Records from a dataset
'''

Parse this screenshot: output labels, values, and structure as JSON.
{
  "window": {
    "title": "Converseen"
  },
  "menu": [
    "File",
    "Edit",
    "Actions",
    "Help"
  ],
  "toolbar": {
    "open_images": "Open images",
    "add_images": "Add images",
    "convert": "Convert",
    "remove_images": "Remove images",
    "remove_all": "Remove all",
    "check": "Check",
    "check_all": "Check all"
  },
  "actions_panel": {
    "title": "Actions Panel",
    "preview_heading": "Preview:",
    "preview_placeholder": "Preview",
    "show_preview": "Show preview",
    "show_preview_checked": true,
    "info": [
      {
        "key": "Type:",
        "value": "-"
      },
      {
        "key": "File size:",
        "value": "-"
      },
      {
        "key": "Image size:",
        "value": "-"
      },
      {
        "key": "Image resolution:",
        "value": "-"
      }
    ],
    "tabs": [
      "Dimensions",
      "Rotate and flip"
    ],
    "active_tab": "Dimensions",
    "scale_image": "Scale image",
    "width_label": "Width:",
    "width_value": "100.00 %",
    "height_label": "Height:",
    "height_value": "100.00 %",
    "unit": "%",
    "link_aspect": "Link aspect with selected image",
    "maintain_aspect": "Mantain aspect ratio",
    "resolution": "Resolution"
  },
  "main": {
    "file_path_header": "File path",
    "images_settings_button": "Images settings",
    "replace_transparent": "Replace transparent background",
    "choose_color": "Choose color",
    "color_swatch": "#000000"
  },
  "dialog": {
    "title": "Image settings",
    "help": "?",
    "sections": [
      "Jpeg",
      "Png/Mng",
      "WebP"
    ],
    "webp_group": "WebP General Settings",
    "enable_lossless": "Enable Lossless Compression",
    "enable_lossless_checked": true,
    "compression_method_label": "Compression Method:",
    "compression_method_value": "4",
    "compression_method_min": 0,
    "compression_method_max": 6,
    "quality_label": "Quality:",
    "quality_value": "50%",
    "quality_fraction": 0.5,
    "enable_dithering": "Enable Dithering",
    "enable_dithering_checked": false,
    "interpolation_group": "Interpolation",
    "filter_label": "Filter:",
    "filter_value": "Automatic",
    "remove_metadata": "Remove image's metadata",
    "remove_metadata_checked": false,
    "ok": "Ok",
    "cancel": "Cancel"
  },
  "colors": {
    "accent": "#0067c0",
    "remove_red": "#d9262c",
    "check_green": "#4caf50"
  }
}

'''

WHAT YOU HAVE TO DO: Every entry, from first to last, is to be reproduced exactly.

ANSWER TO THE PROBLEM:
Parse this screenshot: output labels, values, and structure as JSON.
{
  "window": {
    "title": "Converseen"
  },
  "menu": [
    "File",
    "Edit",
    "Actions",
    "Help"
  ],
  "toolbar": {
    "open_images": "Open images",
    "add_images": "Add images",
    "convert": "Convert",
    "remove_images": "Remove images",
    "remove_all": "Remove all",
    "check": "Check",
    "check_all": "Check all"
  },
  "actions_panel": {
    "title": "Actions Panel",
    "preview_heading": "Preview:",
    "preview_placeholder": "Preview",
    "show_preview": "Show preview",
    "show_preview_checked": true,
    "info": [
      {
        "key": "Type:",
        "value": "-"
      },
      {
        "key": "File size:",
        "value": "-"
      },
      {
        "key": "Image size:",
        "value": "-"
      },
      {
        "key": "Image resolution:",
        "value": "-"
      }
    ],
    "tabs": [
      "Dimensions",
      "Rotate and flip"
    ],
    "active_tab": "Dimensions",
    "scale_image": "Scale image",
    "width_label": "Width:",
    "width_value": "100.00 %",
    "height_label": "Height:",
    "height_value": "100.00 %",
    "unit": "%",
    "link_aspect": "Link aspect with selected image",
    "maintain_aspect": "Mantain aspect ratio",
    "resolution": "Resolution"
  },
  "main": {
    "file_path_header": "File path",
    "images_settings_button": "Images settings",
    "replace_transparent": "Replace transparent background",
    "choose_color": "Choose color",
    "color_swatch": "#000000"
  },
  "dialog": {
    "title": "Image settings",
    "help": "?",
    "sections": [
      "Jpeg",
      "Png/Mng",
      "WebP"
    ],
    "webp_group": "WebP General Settings",
    "enable_lossless": "Enable Lossless Compression",
    "enable_lossless_checked": true,
    "compression_method_label": "Compression Method:",
    "compression_method_value": "4",
    "compression_method_min": 0,
    "compression_method_max": 6,
    "quality_label": "Quality:",
    "quality_value": "50%",
    "quality_fraction": 0.5,
    "enable_dithering": "Enable Dithering",
    "enable_dithering_checked": false,
    "interpolation_group": "Interpolation",
    "filter_label": "Filter:",
    "filter_value": "Automatic",
    "remove_metadata": "Remove image's metadata",
    "remove_metadata_checked": false,
    "ok": "Ok",
    "cancel": "Cancel"
  },
  "colors": {
    "accent": "#0067c0",
    "remove_red": "#d9262c",
    "check_green": "#4caf50"
  }
}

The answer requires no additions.